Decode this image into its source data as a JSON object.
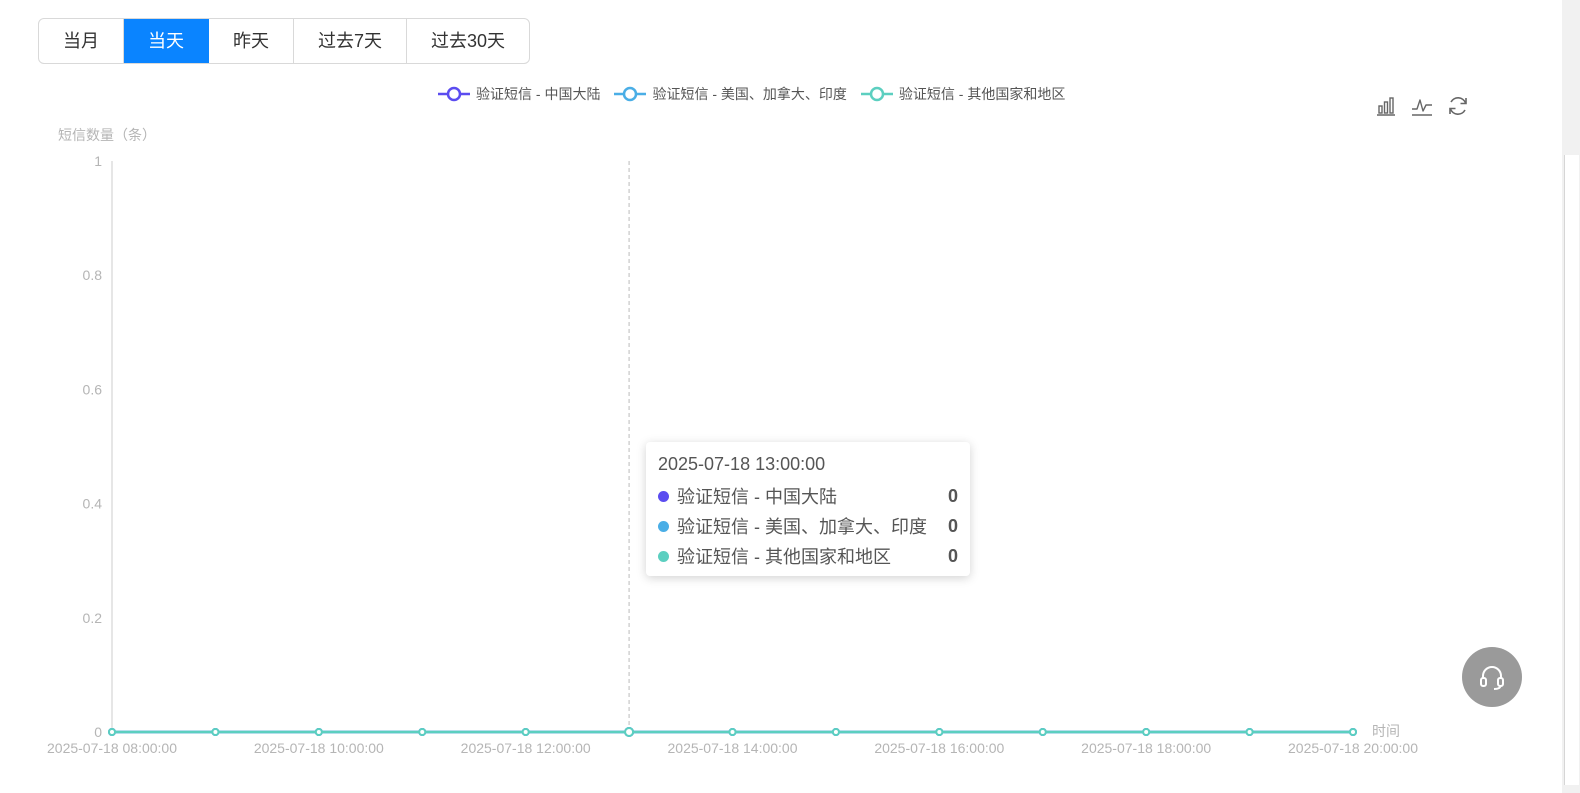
{
  "tabs": [
    {
      "label": "当月",
      "active": false
    },
    {
      "label": "当天",
      "active": true
    },
    {
      "label": "昨天",
      "active": false
    },
    {
      "label": "过去7天",
      "active": false
    },
    {
      "label": "过去30天",
      "active": false
    }
  ],
  "toolbox": {
    "bar_icon": "bar-chart-icon",
    "line_icon": "line-chart-icon",
    "refresh_icon": "refresh-icon"
  },
  "tooltip": {
    "title": "2025-07-18 13:00:00",
    "rows": [
      {
        "name": "验证短信 - 中国大陆",
        "value": "0",
        "color": "#5b4cf0"
      },
      {
        "name": "验证短信 - 美国、加拿大、印度",
        "value": "0",
        "color": "#4aaee6"
      },
      {
        "name": "验证短信 - 其他国家和地区",
        "value": "0",
        "color": "#5ccfc0"
      }
    ]
  },
  "support_icon": "headset-icon",
  "chart_data": {
    "type": "line",
    "ylabel": "短信数量（条）",
    "xlabel": "时间",
    "ylim": [
      0,
      1
    ],
    "y_ticks": [
      "0",
      "0.2",
      "0.4",
      "0.6",
      "0.8",
      "1"
    ],
    "x": [
      "2025-07-18 08:00:00",
      "2025-07-18 09:00:00",
      "2025-07-18 10:00:00",
      "2025-07-18 11:00:00",
      "2025-07-18 12:00:00",
      "2025-07-18 13:00:00",
      "2025-07-18 14:00:00",
      "2025-07-18 15:00:00",
      "2025-07-18 16:00:00",
      "2025-07-18 17:00:00",
      "2025-07-18 18:00:00",
      "2025-07-18 19:00:00",
      "2025-07-18 20:00:00"
    ],
    "x_tick_labels": [
      "2025-07-18 08:00:00",
      "2025-07-18 10:00:00",
      "2025-07-18 12:00:00",
      "2025-07-18 14:00:00",
      "2025-07-18 16:00:00",
      "2025-07-18 18:00:00",
      "2025-07-18 20:00:00"
    ],
    "highlight_x": "2025-07-18 13:00:00",
    "legend_position": "top-center",
    "grid": false,
    "series": [
      {
        "name": "验证短信 - 中国大陆",
        "color": "#5b4cf0",
        "values": [
          0,
          0,
          0,
          0,
          0,
          0,
          0,
          0,
          0,
          0,
          0,
          0,
          0
        ]
      },
      {
        "name": "验证短信 - 美国、加拿大、印度",
        "color": "#4aaee6",
        "values": [
          0,
          0,
          0,
          0,
          0,
          0,
          0,
          0,
          0,
          0,
          0,
          0,
          0
        ]
      },
      {
        "name": "验证短信 - 其他国家和地区",
        "color": "#5ccfc0",
        "values": [
          0,
          0,
          0,
          0,
          0,
          0,
          0,
          0,
          0,
          0,
          0,
          0,
          0
        ]
      }
    ]
  }
}
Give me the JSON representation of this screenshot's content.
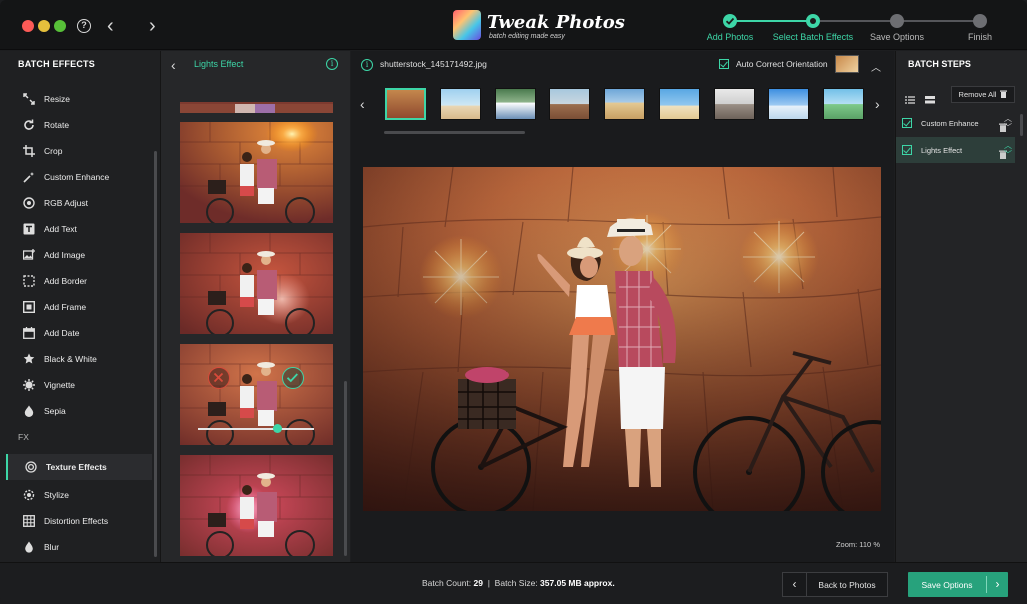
{
  "app": {
    "title": "Tweak Photos",
    "subtitle": "batch editing made easy"
  },
  "stepper": {
    "steps": [
      {
        "label": "Add Photos",
        "state": "done"
      },
      {
        "label": "Select Batch Effects",
        "state": "current"
      },
      {
        "label": "Save Options",
        "state": "pending"
      },
      {
        "label": "Finish",
        "state": "pending"
      }
    ]
  },
  "sidebar": {
    "title": "BATCH EFFECTS",
    "items": [
      {
        "label": "Resize",
        "icon": "resize-icon"
      },
      {
        "label": "Rotate",
        "icon": "rotate-icon"
      },
      {
        "label": "Crop",
        "icon": "crop-icon"
      },
      {
        "label": "Custom Enhance",
        "icon": "enhance-icon"
      },
      {
        "label": "RGB Adjust",
        "icon": "rgb-icon"
      },
      {
        "label": "Add Text",
        "icon": "text-icon"
      },
      {
        "label": "Add Image",
        "icon": "image-icon"
      },
      {
        "label": "Add Border",
        "icon": "border-icon"
      },
      {
        "label": "Add Frame",
        "icon": "frame-icon"
      },
      {
        "label": "Add Date",
        "icon": "calendar-icon"
      },
      {
        "label": "Black & White",
        "icon": "bw-icon"
      },
      {
        "label": "Vignette",
        "icon": "vignette-icon"
      },
      {
        "label": "Sepia",
        "icon": "sepia-icon"
      }
    ],
    "fx_label": "FX",
    "fx_items": [
      {
        "label": "Texture Effects",
        "icon": "texture-icon",
        "active": true
      },
      {
        "label": "Stylize",
        "icon": "stylize-icon"
      },
      {
        "label": "Distortion Effects",
        "icon": "distortion-icon"
      },
      {
        "label": "Blur",
        "icon": "blur-icon"
      }
    ]
  },
  "presets": {
    "title": "Lights Effect",
    "slider_value": 0.68
  },
  "main": {
    "file_name": "shutterstock_145171492.jpg",
    "auto_orient_label": "Auto Correct Orientation",
    "zoom_label": "Zoom: 110 %"
  },
  "right": {
    "title": "BATCH STEPS",
    "remove_all_label": "Remove All",
    "steps": [
      {
        "label": "Custom Enhance"
      },
      {
        "label": "Lights Effect"
      }
    ]
  },
  "bottom": {
    "batch_count_label": "Batch Count:",
    "batch_count": "29",
    "separator": "|",
    "batch_size_label": "Batch Size:",
    "batch_size": "357.05 MB approx.",
    "back_label": "Back to Photos",
    "save_label": "Save Options"
  },
  "colors": {
    "accent": "#3dd6a7",
    "save_button": "#27a27c"
  }
}
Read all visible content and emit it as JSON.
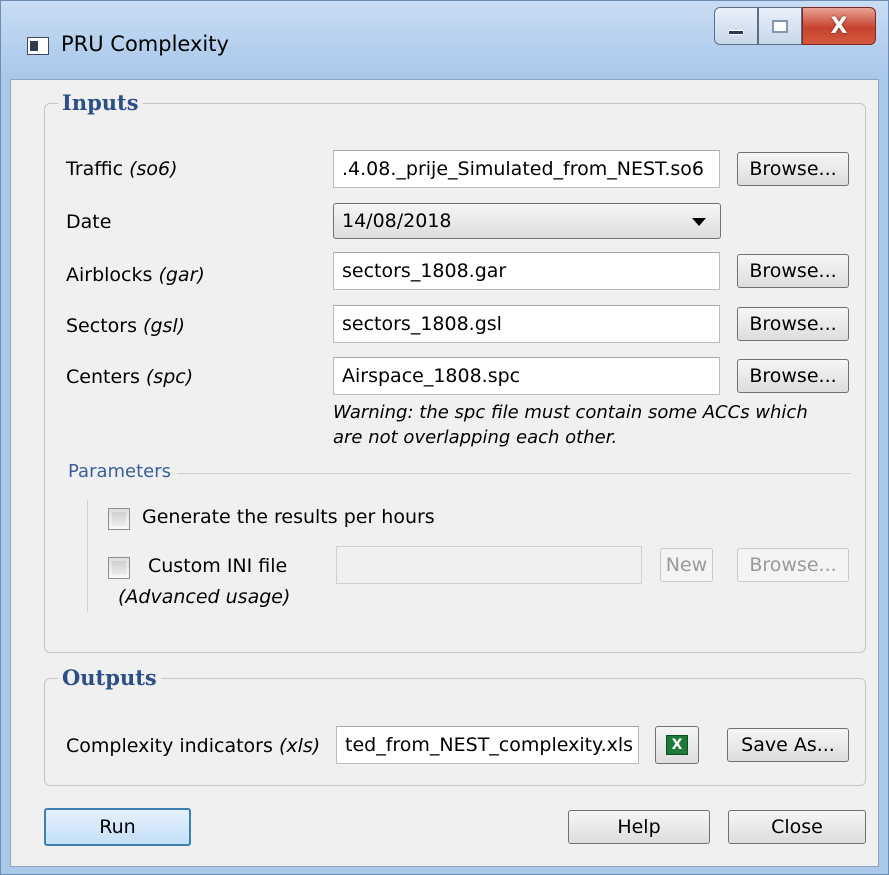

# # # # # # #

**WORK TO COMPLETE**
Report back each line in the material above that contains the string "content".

**YOUR RESPONSE**
Give me the JSON representation of this screenshot's content.
Read all visible content and emit it as JSON.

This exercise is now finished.